I LOVE YOU!
Fancypants McGee says
I am trying to teach my kids about ethnic/racial diversity. Its very difficult considering their young ages, but its never too early. We live in a very diverse community, but there is a great deal of racism left in the south, especially in a large city like Atlanta. You would think a city like ATL would be more advanced than it is, but you would be wrong. It is a very touchy subject here. I try to be very open about it and teach my children that racism and discrimination is wrong and to see everyone equally.
Okay, I just re-read my comment above, and it barely makes sense! I’m not sure what happened while I was typing. Apologies for posting such a confusing comment!

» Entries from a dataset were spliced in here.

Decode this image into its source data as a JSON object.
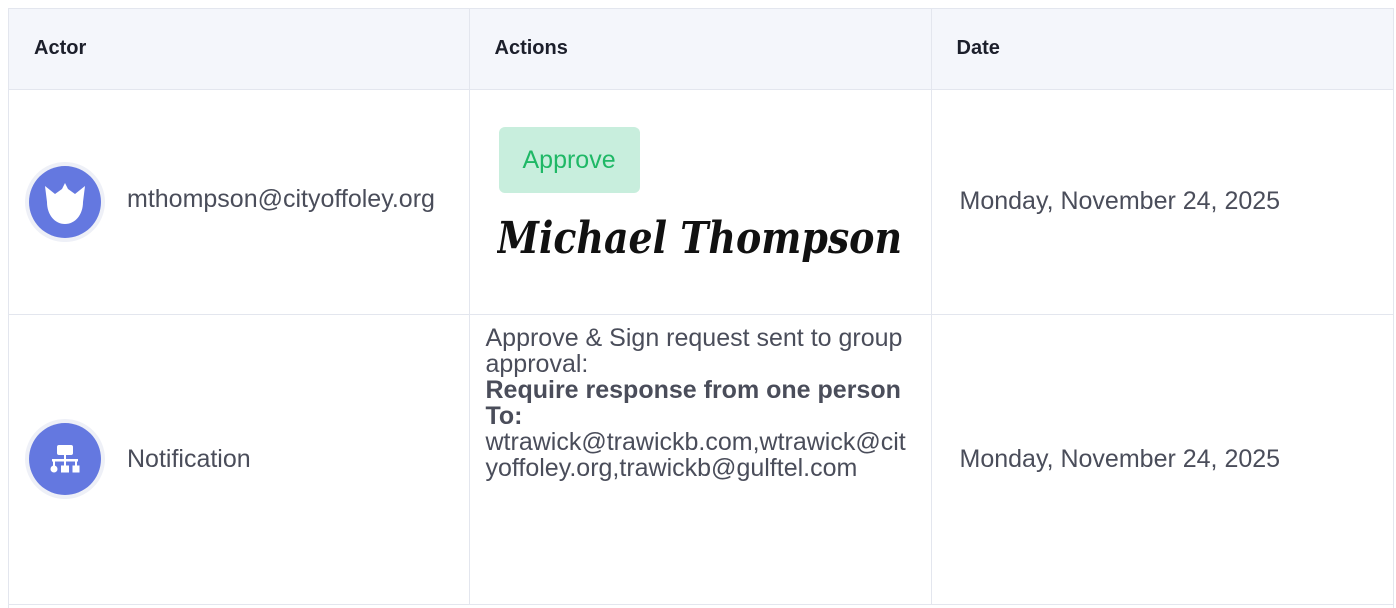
{
  "table": {
    "headers": {
      "actor": "Actor",
      "actions": "Actions",
      "date": "Date"
    },
    "rows": [
      {
        "actor": {
          "name": "mthompson@cityoffoley.org",
          "icon": "cat-face-icon"
        },
        "action": {
          "badge": "Approve",
          "signature": "Michael Thompson"
        },
        "date": "Monday, November 24, 2025"
      },
      {
        "actor": {
          "name": "Notification",
          "icon": "sitemap-icon"
        },
        "action": {
          "line1": "Approve & Sign request sent to group approval:",
          "line2": "Require response from one person",
          "line3": "To:",
          "recipients": "wtrawick@trawickb.com,wtrawick@cityoffoley.org,trawickb@gulftel.com"
        },
        "date": "Monday, November 24, 2025"
      }
    ]
  },
  "colors": {
    "avatar": "#6478e0",
    "badge_bg": "#c8eedd",
    "badge_text": "#1fb866",
    "header_bg": "#f4f6fb"
  }
}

There will be less and less racism, as there is more and more intermarriage. Here in Trinidad, there is no “race” box on forms. Instead, there is a “skin colour” box: light brown, medium brown, dark brown. Eyes: blue, green, hazel, brown. Hair: light brown, dark brown, black. We have so much mixing here, that “race” usually starts a whole conversation about the 99 different races that a person is!

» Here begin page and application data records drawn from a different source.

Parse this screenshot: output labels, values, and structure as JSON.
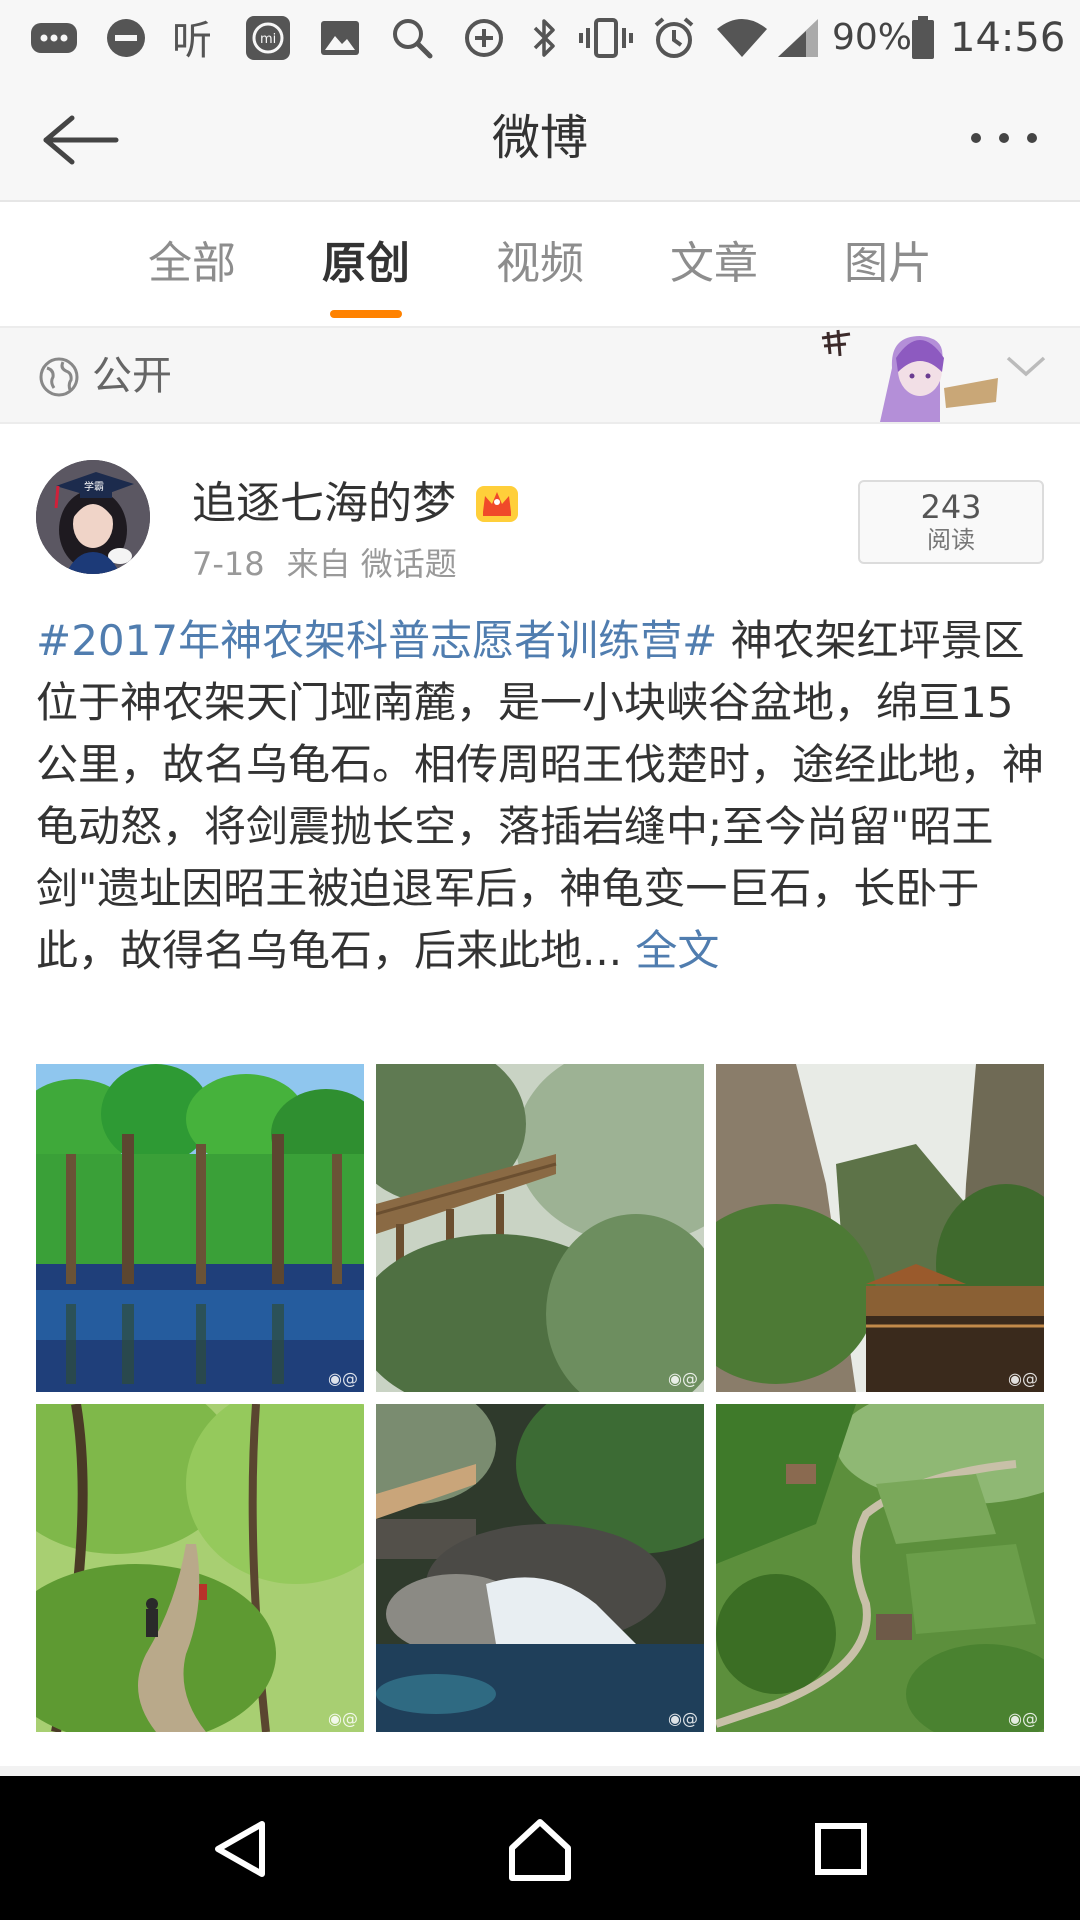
{
  "status_bar": {
    "battery": "90%",
    "time": "14:56"
  },
  "nav": {
    "title": "微博",
    "back_icon": "back-arrow-icon",
    "more_icon": "more-dots-icon"
  },
  "tabs": [
    {
      "label": "全部",
      "active": false
    },
    {
      "label": "原创",
      "active": true
    },
    {
      "label": "视频",
      "active": false
    },
    {
      "label": "文章",
      "active": false
    },
    {
      "label": "图片",
      "active": false
    }
  ],
  "accent_color": "#ff8200",
  "link_color": "#507daf",
  "visibility": {
    "label": "公开",
    "icon": "globe-icon"
  },
  "post": {
    "username": "追逐七海的梦",
    "badge_icon": "crown-icon",
    "date": "7-18",
    "source": "来自 微话题",
    "read_count": "243",
    "read_label": "阅读",
    "topic": "#2017年神农架科普志愿者训练营#",
    "text_after_topic": " 神农架红坪景区",
    "body": "位于神农架天门垭南麓，是一小块峡谷盆地，绵亘15公里，故名乌龟石。相传周昭王伐楚时，途经此地，神龟动怒，将剑震抛长空，落插岩缝中;至今尚留\"昭王剑\"遗址因昭王被迫退军后，神龟变一巨石，长卧于此，故得名乌龟石，后来此地...",
    "full_text_link": " 全文",
    "photos": [
      {
        "subject": "cypress-forest-lake"
      },
      {
        "subject": "misty-cliff-boardwalk"
      },
      {
        "subject": "karst-cliffs-pavilion"
      },
      {
        "subject": "forest-path-hikers"
      },
      {
        "subject": "gorge-stream-rocks"
      },
      {
        "subject": "terraced-village-road"
      }
    ]
  },
  "system_nav": {
    "back_icon": "triangle-back-icon",
    "home_icon": "home-icon",
    "recents_icon": "square-recents-icon"
  }
}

I live in an area that is predominatly white, we are actually finally getting a little more diversified. It is amazing how people feel and treat others…but there is racism for more than just skin color. Here we have a lot of people on Welfare, and the racism is strong. I’m glad you are making your children aware, it’s hard sometimes to make them understand.

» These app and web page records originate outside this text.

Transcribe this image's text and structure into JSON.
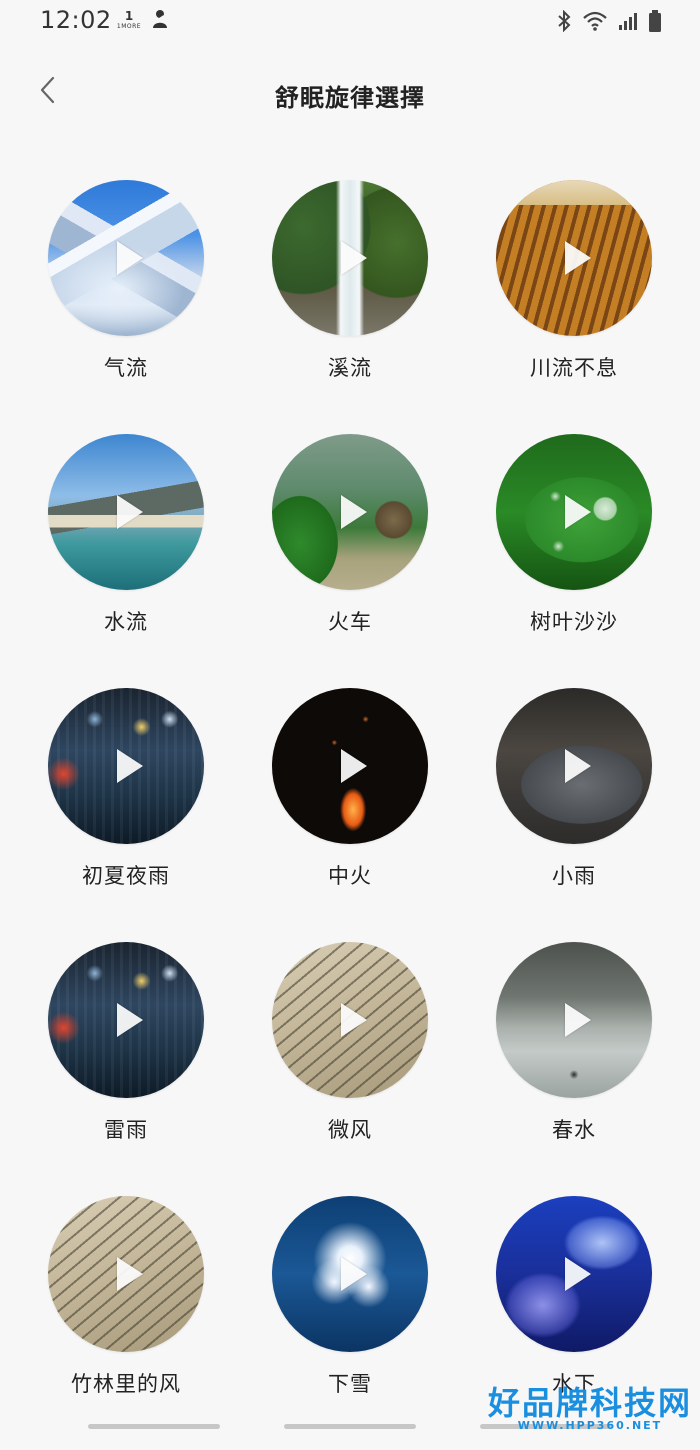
{
  "status_bar": {
    "time": "12:02",
    "brand_number": "1",
    "brand_text": "1MORE",
    "icons": [
      "notification-person-icon",
      "bluetooth-icon",
      "wifi-icon",
      "signal-icon",
      "battery-icon"
    ]
  },
  "header": {
    "title": "舒眠旋律選擇",
    "back_icon": "chevron-left-icon"
  },
  "melodies": [
    {
      "label": "气流",
      "thumb": "mountain-snow"
    },
    {
      "label": "溪流",
      "thumb": "waterfall"
    },
    {
      "label": "川流不息",
      "thumb": "farm-rows"
    },
    {
      "label": "水流",
      "thumb": "lake-river"
    },
    {
      "label": "火车",
      "thumb": "valley-house"
    },
    {
      "label": "树叶沙沙",
      "thumb": "leaf-drops"
    },
    {
      "label": "初夏夜雨",
      "thumb": "night-city-rain"
    },
    {
      "label": "中火",
      "thumb": "campfire"
    },
    {
      "label": "小雨",
      "thumb": "umbrella"
    },
    {
      "label": "雷雨",
      "thumb": "night-city-rain"
    },
    {
      "label": "微风",
      "thumb": "palm-leaf"
    },
    {
      "label": "春水",
      "thumb": "river-boat"
    },
    {
      "label": "竹林里的风",
      "thumb": "palm-leaf"
    },
    {
      "label": "下雪",
      "thumb": "snow-crystal"
    },
    {
      "label": "水下",
      "thumb": "jellyfish"
    }
  ],
  "watermark": {
    "text": "好品牌科技网",
    "url": "WWW.HPP360.NET"
  },
  "colors": {
    "background": "#f7f7f7",
    "title_text": "#222222",
    "watermark": "#1a8fe0"
  }
}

But one thing about the race box making things better for ‘caucasian’s’…sometimes it’s the opposite. With coprorations having to make ‘quota’s’ of how many people they have of each ‘race’ and ‘gender’ for that matter marking the boxes can keep White Males from getting a job just as easily. It’s a crazy world we live in…hopefully one day it will be a place where we are accepted for who we are and what we can do…not what color or gender we are.
Keep up the good work!!
I also liked your thoughts on this issue, but my eyes widened a bit when I saw the link to Wal-Mart at the end. They really do exploit people and give barriers to people in struggling countries, just like race is a barrier in our country. All to bring us lower prices. I think one great way to become a nation where people are valued for their worth we might start by being more careful consumers.
You quoted Bob Marley. Rock on.
I THINK THAT RACISM IS WRONG BECAUSE NOONE SHOULD BE JUDGE BY THIER SKIN TONE BECAUSE A LONG TIMR AGO BEFORE THIS STARED BACK IN AFRICA WE KING’S AND QUEEN’S BUT THEN THE WHITE PEOPLE DID NOT WANT US TO BE KING’S AND QUEEN’S SO THEY CAME TO OUR HOMES AND COUNTRY IN AFRICA AND TOOK US AWAY FROM OUR HOMES AND THEN GOING TO FORCE US TO WORK ON THEIR LAND AND SELLING US BUT THEN 2OO HUNDRED YEARS LATER THE WHITE DID NOT WANT US TO BE FREE SO THEN THAT WAS WHEN THEY DIDNT WANT US TO DRINK FROM THEIR WATER FOUNTAIN GO TO THE SAME BATHROOM AND MANY MORE AND THET IS WHY I THINK THAT THIS IS VERY VERY WRONG~!!!!!!!!!~!!!!